Entitled “A study on fake news verification practices among higher education institutions in Indonesia, the Philippines, and Thailand”, the culminating research study by the group led by SAS Research Facilitator Dr. Edgar Delalamon garnered a total of 678 respondents in all three representative universities, with the results presented in the said virtual conference. Its aim centered on gauging the students’ knowledge and vulnerability to detecting fake news in today’s digital age.
Indo and Filipino studes showcase fake news awareness, Thai studes stay ‘neutral’
Delving into the study’s outcomes, results show little susceptibility to disinformation was manifested by selected students from Indonesia and Northern Philippines. US’s Associate Criminal Law Professor Dr. Go Lisanawati shared that their students displayed high levels of awareness in identifying false narratives online.
Likewise for DMMMSU as General Education Program Chairperson Prof. Macrina Batoon and Bachelor of Arts in English Language Program Chairperson Prof. Frediz Winda Badua emphasized their commitment to “disseminate information [to students] through webinars” for them to distinguish what is true from false.
Meanwhile, results from Mahamakut Buddhist University differ, with college students showing overall neutrality in their response, approach, and regard to fake news and fact-checking practices.
“This could mean that [the] respondents have less interest or do not have enough information on fake news,” said English Lecturer Miss Narumon Chumcharuoensuk on the selected MBU students’ neutral stance.
Moving forward disinformation a ‘continuous campaign’ — Dr. Delalamon
Despite the study concluding that students from the three Southeast Asian universities possess the required knowledge in verifying fake news and are less vulnerable to it, SAS Dean Janette Rodriguez reiterated the need to be on guard and establish “continued vigilance” in the ongoing anti-disinformation crusade.
This, as per Rodriguez’s perspective, can be done by intensifying research undertakings, establishing and expanding linkages with HEIs in neighboring countries as well as maximizing digital spaces by strengthening anti-disinformation campaigns and persuading other institutions to do so.
Echoing Rodriguez’s sentiment, Delalamon reflected on the study’s implications on the participating HEIs’ commitment in fighting disinformation.
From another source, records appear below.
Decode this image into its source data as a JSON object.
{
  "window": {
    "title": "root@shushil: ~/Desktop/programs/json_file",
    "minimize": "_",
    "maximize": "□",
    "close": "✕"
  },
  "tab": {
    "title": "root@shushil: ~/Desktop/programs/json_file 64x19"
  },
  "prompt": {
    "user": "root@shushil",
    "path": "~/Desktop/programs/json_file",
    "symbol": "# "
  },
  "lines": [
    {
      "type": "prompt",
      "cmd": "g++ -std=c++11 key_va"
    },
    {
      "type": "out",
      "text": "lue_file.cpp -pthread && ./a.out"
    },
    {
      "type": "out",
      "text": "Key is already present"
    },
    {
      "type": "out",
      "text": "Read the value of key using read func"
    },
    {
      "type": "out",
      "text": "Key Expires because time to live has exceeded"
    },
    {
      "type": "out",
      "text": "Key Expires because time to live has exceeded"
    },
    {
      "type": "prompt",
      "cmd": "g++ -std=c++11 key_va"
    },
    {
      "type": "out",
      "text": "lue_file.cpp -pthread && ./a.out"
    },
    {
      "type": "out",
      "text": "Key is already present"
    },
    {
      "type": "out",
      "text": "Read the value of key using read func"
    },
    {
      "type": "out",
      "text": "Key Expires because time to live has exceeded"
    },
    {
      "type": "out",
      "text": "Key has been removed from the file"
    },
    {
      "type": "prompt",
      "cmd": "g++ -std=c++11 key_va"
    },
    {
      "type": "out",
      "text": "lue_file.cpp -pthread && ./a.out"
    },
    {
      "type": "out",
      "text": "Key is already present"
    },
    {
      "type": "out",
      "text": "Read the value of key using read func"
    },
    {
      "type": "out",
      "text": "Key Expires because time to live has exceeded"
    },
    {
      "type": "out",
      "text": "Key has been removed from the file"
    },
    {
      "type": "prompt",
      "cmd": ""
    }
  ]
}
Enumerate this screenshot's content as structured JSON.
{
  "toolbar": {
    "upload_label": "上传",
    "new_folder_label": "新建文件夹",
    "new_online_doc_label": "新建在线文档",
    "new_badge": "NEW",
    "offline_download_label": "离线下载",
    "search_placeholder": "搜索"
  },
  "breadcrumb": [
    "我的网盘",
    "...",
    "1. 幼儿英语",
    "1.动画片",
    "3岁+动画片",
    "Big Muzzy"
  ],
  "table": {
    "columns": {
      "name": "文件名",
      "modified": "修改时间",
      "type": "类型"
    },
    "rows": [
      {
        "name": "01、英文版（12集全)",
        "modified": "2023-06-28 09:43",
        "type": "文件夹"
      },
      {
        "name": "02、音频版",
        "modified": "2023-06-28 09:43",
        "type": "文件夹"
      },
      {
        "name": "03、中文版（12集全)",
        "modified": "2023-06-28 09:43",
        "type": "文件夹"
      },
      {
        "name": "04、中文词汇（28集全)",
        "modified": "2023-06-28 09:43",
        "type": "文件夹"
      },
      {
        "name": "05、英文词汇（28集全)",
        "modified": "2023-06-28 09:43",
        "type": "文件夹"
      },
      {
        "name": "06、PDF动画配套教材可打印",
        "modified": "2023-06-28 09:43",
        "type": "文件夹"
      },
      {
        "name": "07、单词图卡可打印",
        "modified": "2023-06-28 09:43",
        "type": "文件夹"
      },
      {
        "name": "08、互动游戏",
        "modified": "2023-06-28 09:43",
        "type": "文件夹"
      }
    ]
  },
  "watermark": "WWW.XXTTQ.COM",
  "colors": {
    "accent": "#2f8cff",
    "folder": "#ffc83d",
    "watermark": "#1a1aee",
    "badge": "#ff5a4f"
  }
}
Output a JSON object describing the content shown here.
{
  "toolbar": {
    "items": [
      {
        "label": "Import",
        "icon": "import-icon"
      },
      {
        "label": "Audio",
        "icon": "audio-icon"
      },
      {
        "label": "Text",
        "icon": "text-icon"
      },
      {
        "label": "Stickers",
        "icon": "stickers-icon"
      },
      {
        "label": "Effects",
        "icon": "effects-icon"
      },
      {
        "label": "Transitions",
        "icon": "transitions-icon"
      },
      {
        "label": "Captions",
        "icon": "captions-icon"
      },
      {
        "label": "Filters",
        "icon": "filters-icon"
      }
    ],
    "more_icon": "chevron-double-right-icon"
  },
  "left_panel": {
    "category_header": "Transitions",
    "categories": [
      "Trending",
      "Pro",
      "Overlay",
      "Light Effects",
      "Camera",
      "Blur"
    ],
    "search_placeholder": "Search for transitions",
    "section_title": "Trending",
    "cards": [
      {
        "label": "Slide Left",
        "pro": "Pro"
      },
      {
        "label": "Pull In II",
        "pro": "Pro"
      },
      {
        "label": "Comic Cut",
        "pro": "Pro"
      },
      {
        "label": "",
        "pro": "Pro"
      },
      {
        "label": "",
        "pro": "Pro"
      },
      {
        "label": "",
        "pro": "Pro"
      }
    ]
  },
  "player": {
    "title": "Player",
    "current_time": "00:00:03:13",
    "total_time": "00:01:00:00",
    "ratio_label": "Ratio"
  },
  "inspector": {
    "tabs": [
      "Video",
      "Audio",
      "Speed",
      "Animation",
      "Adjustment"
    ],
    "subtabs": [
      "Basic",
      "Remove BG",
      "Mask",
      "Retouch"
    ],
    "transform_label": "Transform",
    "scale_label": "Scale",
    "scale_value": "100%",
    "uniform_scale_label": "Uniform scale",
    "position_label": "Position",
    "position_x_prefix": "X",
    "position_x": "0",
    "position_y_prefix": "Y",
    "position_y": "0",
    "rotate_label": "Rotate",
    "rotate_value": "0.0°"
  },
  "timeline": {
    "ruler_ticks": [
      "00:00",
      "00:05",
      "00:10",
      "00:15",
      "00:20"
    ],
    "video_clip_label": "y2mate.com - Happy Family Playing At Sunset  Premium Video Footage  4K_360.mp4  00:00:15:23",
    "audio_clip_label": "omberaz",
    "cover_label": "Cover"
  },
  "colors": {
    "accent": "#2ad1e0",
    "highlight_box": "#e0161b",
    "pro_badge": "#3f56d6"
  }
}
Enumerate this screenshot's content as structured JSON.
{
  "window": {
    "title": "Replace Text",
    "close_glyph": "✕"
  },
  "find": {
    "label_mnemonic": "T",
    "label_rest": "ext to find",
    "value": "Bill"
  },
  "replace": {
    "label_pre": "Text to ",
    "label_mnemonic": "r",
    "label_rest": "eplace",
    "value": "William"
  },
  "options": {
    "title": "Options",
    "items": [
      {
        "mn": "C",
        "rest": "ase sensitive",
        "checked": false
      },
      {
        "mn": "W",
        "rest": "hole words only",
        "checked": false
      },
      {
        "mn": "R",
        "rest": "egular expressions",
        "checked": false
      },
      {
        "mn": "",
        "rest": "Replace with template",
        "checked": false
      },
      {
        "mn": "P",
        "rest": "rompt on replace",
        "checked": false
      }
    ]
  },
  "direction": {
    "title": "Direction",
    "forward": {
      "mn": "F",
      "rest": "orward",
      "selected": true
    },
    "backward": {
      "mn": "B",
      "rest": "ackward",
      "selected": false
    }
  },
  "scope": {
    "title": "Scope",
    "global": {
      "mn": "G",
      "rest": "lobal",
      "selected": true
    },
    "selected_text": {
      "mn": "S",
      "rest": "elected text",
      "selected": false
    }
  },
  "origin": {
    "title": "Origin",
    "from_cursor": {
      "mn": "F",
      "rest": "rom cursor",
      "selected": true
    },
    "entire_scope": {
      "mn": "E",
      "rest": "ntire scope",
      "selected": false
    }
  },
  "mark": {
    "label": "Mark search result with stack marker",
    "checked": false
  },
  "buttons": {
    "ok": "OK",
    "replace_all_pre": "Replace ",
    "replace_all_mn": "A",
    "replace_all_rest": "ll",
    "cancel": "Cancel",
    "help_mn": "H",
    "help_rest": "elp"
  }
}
“It is a continuous campaign,” he exclaimed upon sharing the number of HEIs in the three SEA countries. “If we conduct the same study in other institutions, do you think we’re going to have the same results?”
Other proponents of the study present at the said juncture include BA Comm Program Chairperson Dr. Leslie Manalo-Medina as well as fellow educators Prof. Rommel Combis and Prof. Cliff Ransom Wendell Lilangan.
Comm seniors share anti-disinfo campaign success
In response to the current learning setup, 14 BA Comm seniors also presented the series of anti-disinformation advocacy campaigns held in the first half of 2021 at the said conference.
Entitled “Knowing What to Trust”: A Review of the Anti-Disinformation Campaigns of HAU and the D&D Consortium in Central Luzon, three virtual fact-checking workshops (Spot the Difference, Make the Difference; True Ba? Real Tea Ba?; Call It Out: Cancelling Cancel Culture) and two regional conferences (Online and Active: Breaking Virtual Curses; In One Boat: How your vote matters) were discussed. All five tackle topics ranging from ethical journalism and responsible fact-checking to voter’s education and the dangers of cancel culture.
The lineup of presenters are as follows: Arlin Salonga, Mia Grace Malit, Michelle Valdevieso, Ma. Charlenmagne Miclat, Jaymielle Fetalvero, Riniella Charise Ocampo, Marienel Calma, Christian Domingo, Dominic Roi Gepte, Nicole Faith Lapuz, Dhessiel Archie Macapagal, Liana Canilao, Aryanna David, and Felicity Trapal.